09 September 2016

Round Ireland with a thirst, part 5: Kilkenny

Journey's end is Kilkenny, one of my favourite cities in Ireland, if you can avoid the stag and hen parties. A large part of town is still occupied by the defunct Smithwick's brewery (last seen in this post) and there have been moves by independent players over the years to bring a bit of authenticity back to Kilkenny's reputation as a city of beer. In 2014 local boy Ger Costello launched his own brand of red ale around the pubs of Kilkenny and it's still going strong though a standalone brewery has yet to materialise.

Now another approach has been taken by none other than the heirs of the Smithwick family themselves, again with a contract-brewed red ale, released under their "Sullivan's" marque.

This isn't the family's first attempt to break into the independent beer scene. Back in the late 1990s, during the first flush of Irish microbrewing, the Smithwicks intended to open their own brewery in Kilkenny, as well as a brewpub in a Dublin martello tower. The plans foundered when Diageo took exception to the words "Kilkenny" and "Smithwick" being used anywhere near beer that wasn't theirs. The Smithwicks became a successful legal dynasty after leaving brewing so one assumes that this time out they've done their homework on the intellectual property side. Diageo may no longer brew in the marble city but they still have a prominent visitors' centre, and the close association of the Smithwick's and Kilkenny beer brands with the town is something I imagine they'll want to keep as exclusive as they can.

Sullivan's has set up across the river in an ex-garden centre next door to The Wine Centre on John Street. Last week the company brought a group of media types down for an overnighter and a looksee. The Taproom is the brand's front-of-house, a small bar with a spacious back yard and a mural telling the story of the old Sullivan brewery in Kilkenny, related to the Smithwicks through marriage. Sullivan's was subsumed into the Smithwick's brewery in 1918 after 216 years of trading, though the family has retained the rights to the name. There's a Speidel pilot kit on site but plans for a full production facility across the courtyard are still, well, plans, with beer being produced at Boyne Brewhouse for the moment. Former Smithwick's Head Brewer Ian Hamilton has been recruited to oversee that side of the operation.

The first beer out is called Maltings (here's why) and it's 4% ABV. It's darker than your typical Irish red, a deep shade of garnet, almost brown. The speciality grains are Cara Red and roast barley and they do all the heavy lifting in the flavour, leaving it with a lot of residual caramelised sugars and a hefty, almost burnt, roasted quality.
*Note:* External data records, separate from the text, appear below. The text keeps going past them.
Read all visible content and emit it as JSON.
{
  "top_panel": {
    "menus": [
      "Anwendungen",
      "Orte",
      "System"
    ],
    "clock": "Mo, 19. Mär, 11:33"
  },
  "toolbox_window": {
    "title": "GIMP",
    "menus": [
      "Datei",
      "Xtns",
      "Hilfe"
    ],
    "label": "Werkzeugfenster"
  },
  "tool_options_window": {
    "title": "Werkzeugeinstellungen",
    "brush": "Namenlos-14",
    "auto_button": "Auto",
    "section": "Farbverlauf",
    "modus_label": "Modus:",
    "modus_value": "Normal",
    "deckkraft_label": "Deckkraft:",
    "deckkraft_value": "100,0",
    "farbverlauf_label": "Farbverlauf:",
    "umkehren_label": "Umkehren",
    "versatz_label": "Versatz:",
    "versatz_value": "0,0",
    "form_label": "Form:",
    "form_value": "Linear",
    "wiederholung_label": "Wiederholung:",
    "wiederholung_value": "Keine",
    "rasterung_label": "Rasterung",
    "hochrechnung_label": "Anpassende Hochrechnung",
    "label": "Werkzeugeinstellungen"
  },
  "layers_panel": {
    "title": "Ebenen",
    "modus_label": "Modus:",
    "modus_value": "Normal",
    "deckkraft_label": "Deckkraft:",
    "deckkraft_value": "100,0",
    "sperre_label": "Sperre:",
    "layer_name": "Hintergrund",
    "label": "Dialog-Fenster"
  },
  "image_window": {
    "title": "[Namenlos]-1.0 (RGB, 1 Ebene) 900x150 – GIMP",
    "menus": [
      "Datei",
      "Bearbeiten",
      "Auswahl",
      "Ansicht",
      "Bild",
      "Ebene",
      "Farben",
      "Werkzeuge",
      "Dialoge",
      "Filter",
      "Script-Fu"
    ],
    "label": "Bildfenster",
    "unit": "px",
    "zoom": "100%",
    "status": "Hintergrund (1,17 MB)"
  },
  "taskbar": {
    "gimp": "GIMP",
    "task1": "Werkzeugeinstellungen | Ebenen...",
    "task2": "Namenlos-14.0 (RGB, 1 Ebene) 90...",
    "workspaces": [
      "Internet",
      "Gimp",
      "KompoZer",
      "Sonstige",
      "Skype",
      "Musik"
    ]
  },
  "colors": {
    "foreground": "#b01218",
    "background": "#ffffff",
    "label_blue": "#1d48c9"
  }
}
The hops represent as only a very slight green vegetal tang, in the aroma and on the finish. I was pleasantly surprised to find that despite the sweetness it's still quite sessionable -- the roastiness dries it out enough to keep the caramel from sticking to your palate.

One could make the case that the last thing Irish beer needs is another mid-strength caramelly red ale, but if it's going to get one, it may as well be this.

The Maltings was on draught but in the Taproom fridge there was another Sullivan's beer, Birchfield Barley Wine. Ian made this on the Spiedel so it's not yet a commercial brew, evidenced in part by the somewhat vague "ABV 7.8-8.1%" on the label. I admit I hadn't made the connection to Smithwick's Barley Wine but Ian said that the recipe was influenced by that beer, and another late example of the style he used to make, Phoenix Barley Wine.

It's unsurprisi